One person's research that really stuck out to me was Carol Ann Tomilnson. Every time I modified my search I noticed at least 2 articles or books by her came up and she was referenced in a couple of articles that I choose for my Literature review list.
Her work focuses on differentiation. She discusses how the need has increased due to diversity in the classroom. She stresses how differentiation should revolve around the student's readiness, interest and learning profile and should include some form of technology. She explains how teachers need to give quality instruction and produce academically responsive classrooms.
Her research relates to my driving question because her approach to "one size fits all" classrooms as being ineffective correlates to my need of classrooms needing to respond all the needs of all learners even if they are "gifted" and/or an "early finisher". I noticed in my research both terms were used to describe the same student. Her work has also been helpful because she offers designs and tools for gifted students.
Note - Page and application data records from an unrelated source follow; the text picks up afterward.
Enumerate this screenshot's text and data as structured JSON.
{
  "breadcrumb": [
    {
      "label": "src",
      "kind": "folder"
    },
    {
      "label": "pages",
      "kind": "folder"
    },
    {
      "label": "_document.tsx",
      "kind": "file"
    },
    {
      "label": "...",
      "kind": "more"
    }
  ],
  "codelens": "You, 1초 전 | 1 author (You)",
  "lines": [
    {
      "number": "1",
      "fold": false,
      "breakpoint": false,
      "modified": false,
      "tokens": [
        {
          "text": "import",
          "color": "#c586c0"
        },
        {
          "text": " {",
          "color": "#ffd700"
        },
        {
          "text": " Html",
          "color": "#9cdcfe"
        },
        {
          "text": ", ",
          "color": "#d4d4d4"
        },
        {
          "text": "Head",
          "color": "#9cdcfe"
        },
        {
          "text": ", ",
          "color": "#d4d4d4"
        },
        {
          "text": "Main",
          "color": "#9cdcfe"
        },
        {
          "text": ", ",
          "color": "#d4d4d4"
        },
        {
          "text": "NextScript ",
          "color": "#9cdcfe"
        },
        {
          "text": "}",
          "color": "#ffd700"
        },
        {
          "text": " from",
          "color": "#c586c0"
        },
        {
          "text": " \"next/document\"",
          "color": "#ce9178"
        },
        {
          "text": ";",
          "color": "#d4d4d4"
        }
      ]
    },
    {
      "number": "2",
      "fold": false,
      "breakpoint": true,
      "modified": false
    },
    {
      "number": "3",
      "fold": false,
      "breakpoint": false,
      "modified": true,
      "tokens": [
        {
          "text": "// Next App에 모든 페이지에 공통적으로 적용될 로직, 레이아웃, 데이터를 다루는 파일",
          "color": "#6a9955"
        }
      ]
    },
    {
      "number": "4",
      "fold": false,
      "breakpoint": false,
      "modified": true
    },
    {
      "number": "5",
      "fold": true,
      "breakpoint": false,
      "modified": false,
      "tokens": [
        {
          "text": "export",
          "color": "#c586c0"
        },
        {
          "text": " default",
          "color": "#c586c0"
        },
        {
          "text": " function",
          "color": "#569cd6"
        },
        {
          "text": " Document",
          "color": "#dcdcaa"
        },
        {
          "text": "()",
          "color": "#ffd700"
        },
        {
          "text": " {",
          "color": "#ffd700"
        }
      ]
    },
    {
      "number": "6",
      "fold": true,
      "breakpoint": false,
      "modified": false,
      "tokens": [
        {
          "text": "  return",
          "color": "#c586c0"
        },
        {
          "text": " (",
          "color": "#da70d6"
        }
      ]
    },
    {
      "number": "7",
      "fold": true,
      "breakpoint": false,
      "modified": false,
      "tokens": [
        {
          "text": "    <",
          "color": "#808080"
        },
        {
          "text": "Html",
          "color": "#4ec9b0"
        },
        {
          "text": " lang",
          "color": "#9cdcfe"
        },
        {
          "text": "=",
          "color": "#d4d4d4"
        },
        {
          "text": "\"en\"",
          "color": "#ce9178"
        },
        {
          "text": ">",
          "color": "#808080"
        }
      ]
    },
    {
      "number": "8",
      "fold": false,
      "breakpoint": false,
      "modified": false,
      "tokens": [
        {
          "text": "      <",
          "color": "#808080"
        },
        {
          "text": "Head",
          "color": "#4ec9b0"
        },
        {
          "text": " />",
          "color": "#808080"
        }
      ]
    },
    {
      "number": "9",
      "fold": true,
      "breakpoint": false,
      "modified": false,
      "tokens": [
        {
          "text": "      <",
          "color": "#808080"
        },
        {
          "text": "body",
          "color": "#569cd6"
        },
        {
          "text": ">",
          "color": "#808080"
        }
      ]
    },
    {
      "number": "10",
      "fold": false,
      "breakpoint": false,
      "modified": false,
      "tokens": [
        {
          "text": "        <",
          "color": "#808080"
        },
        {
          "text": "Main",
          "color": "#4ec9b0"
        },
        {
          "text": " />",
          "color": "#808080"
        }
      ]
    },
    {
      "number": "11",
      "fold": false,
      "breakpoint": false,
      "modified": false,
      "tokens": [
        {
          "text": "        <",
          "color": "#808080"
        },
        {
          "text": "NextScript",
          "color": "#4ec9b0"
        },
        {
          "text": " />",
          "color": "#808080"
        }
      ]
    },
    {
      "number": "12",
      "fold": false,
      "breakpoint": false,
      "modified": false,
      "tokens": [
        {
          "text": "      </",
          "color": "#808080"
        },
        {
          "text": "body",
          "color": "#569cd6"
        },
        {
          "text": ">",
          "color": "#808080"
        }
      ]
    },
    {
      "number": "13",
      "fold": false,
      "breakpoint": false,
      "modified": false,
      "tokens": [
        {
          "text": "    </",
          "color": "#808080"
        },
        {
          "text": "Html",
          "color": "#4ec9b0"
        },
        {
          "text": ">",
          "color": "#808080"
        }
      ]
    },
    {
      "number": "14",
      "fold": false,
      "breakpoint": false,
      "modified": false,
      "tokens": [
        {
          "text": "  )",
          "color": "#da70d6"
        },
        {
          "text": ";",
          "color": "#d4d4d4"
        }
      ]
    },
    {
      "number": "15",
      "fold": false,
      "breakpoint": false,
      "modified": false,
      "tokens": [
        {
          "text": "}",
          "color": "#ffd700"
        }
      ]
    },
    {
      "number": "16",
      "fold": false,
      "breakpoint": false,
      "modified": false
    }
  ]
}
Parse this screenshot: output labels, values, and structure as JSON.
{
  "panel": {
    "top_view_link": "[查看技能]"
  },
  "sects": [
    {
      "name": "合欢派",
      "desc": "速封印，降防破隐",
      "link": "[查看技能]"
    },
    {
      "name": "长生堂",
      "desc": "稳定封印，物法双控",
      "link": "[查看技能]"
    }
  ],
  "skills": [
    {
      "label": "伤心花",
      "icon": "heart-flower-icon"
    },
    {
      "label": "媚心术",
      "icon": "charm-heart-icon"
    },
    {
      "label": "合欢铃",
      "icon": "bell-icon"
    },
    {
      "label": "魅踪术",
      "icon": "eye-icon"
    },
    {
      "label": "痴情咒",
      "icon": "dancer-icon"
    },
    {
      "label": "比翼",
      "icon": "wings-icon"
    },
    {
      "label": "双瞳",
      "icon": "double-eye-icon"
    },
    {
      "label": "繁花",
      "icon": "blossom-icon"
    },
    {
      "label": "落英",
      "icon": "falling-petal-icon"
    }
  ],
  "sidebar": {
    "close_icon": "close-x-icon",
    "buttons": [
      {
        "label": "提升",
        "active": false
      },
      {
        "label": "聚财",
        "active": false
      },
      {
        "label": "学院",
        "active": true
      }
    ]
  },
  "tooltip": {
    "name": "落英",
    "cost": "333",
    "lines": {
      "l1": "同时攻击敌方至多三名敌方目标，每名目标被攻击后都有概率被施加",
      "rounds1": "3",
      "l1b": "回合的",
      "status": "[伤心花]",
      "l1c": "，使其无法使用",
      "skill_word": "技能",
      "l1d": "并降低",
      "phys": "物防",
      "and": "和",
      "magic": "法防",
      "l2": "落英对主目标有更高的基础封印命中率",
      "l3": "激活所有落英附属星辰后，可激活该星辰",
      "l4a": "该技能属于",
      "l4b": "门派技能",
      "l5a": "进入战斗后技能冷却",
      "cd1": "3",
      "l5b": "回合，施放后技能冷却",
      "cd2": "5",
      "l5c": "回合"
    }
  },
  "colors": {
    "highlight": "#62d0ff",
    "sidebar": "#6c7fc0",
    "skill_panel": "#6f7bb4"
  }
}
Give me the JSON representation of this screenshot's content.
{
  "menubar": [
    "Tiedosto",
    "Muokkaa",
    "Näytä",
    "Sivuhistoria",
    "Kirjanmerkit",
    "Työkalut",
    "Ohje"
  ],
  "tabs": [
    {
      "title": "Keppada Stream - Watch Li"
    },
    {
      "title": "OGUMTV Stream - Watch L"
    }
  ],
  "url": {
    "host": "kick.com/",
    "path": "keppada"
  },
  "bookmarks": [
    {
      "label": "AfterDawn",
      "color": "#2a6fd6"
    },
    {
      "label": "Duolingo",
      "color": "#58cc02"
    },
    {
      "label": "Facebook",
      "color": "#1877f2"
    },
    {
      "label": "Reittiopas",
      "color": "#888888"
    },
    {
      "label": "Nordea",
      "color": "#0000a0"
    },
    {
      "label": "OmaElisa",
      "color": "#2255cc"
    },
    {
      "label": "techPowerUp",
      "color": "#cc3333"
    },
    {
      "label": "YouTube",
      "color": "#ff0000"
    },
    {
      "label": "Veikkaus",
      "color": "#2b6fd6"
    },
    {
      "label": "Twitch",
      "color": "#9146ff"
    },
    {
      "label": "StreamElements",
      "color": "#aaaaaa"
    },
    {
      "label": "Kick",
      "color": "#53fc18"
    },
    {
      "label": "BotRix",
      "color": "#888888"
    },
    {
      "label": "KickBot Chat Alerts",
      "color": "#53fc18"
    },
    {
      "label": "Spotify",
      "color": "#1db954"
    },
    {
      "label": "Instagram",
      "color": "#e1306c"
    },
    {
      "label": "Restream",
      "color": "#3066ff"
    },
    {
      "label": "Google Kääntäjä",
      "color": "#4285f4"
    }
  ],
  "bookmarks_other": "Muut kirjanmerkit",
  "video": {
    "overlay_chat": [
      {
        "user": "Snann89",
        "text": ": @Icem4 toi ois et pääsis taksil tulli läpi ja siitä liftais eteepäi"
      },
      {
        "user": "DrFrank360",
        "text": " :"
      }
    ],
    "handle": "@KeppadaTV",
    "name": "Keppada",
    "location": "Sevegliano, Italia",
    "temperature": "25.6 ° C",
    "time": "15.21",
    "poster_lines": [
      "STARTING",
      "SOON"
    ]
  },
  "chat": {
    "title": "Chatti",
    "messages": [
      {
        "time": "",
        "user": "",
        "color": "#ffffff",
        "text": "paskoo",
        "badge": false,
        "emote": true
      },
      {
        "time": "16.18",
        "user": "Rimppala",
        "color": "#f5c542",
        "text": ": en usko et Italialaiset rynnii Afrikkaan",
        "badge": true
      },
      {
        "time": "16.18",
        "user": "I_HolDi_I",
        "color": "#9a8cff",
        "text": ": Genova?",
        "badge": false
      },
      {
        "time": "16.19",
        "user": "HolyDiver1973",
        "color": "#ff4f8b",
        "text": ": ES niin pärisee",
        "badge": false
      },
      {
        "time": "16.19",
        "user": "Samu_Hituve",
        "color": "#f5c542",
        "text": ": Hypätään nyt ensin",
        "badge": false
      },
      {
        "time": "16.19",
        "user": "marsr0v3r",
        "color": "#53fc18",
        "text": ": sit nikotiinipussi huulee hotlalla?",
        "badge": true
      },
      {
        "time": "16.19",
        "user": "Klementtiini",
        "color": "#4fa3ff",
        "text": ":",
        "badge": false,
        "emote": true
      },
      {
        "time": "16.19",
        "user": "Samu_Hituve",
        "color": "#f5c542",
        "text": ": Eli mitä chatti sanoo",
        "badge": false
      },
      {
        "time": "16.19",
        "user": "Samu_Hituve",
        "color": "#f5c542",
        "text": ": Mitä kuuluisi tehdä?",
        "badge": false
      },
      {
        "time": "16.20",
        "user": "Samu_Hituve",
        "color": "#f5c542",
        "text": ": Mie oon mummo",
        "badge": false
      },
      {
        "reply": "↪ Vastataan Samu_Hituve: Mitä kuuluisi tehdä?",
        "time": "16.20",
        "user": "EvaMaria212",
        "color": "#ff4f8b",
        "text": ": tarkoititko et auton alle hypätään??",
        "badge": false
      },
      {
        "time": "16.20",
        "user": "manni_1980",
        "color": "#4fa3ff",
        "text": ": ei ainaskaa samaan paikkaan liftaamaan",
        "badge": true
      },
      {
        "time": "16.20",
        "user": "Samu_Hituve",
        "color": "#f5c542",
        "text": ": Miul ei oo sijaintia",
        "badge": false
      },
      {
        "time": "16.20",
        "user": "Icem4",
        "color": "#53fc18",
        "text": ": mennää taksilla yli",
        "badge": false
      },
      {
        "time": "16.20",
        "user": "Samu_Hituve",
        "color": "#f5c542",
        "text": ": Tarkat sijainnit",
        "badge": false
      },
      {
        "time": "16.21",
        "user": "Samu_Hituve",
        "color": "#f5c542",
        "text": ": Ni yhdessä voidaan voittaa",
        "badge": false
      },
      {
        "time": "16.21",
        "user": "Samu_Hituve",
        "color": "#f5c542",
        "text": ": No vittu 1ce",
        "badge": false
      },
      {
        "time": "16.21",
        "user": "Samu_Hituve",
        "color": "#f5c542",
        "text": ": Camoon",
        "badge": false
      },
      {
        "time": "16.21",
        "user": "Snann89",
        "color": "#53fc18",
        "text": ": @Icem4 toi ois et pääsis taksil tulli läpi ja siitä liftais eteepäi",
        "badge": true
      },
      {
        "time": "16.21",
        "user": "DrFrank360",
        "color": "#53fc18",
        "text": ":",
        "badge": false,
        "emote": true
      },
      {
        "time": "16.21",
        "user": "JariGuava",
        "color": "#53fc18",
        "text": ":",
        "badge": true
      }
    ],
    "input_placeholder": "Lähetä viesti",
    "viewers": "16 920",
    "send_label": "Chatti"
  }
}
Typically we have early finishers because hand few students have found the assignment easy therefore they get through the work before the rest of the class leaving them with nothing else to do. The experienced teacher would prepare for this by having a worksheet or "early finishers packet" (busy work) or have routines in place such as a "May Do" or Quiet Activity" for these students to complete, usually unrelated to the topic or lesson. This is necessary because when these early finishers are done with their work they want something else to do and if it isn't engaging they either become a distraction to the rest of the class and their learning or a behavior problem.
Through my driving question, I plan to explore what can be done to reduce various behavior issues in my class when particularly, my advanced boys, have completed their assigned work by not just throwing addition empty work at them.
In researching articles related to my topic I found that internationally this is an issue as well. A study by Jane Marshall explores the oldest problem in education, the epidemic of ennui,(dissatisfaction/excitement, i.e- bored) of school among pupils in France considering its centrally controlled system appearing to be the foundation of other school problems.
Nationally is where most of my articles were centered. I found many other studies where teachers struggled in the classroom with teaching mixed ability students and how to incorporate differentiation towards advanced learners. One article that caught my attention was, "Juxtaposing mathematical extensions with cognitively loaded questions in the mathematics classroom", by various authors published by the University of Calgary. This article offered ideas of bonus questions after the initial assignment is completed still on the current lesson or topic to deepen students mathematical understanding. By simply extending what they are already doing it gives opportunity for more practice. Calling them bonus questions leads the students to believe the are continuing on with the classwork not doing anything extra or more because they finished early and it's okay if everyone doesn't get to it.
As far as districts I know data and numbers are important. If the amount of behavior related infractions are entered in SWISS such as referrals; suspensions; drop outs decrease and a noticeable positive increase with advanced learner's academics, districts get acknowledged by the state.
Finally school wide, ideally we would see classrooms with engaged students at all learning levels. Teachers with less time taken away from learning to deal with behavior issues, building a classroom community that respects all students learning among peers.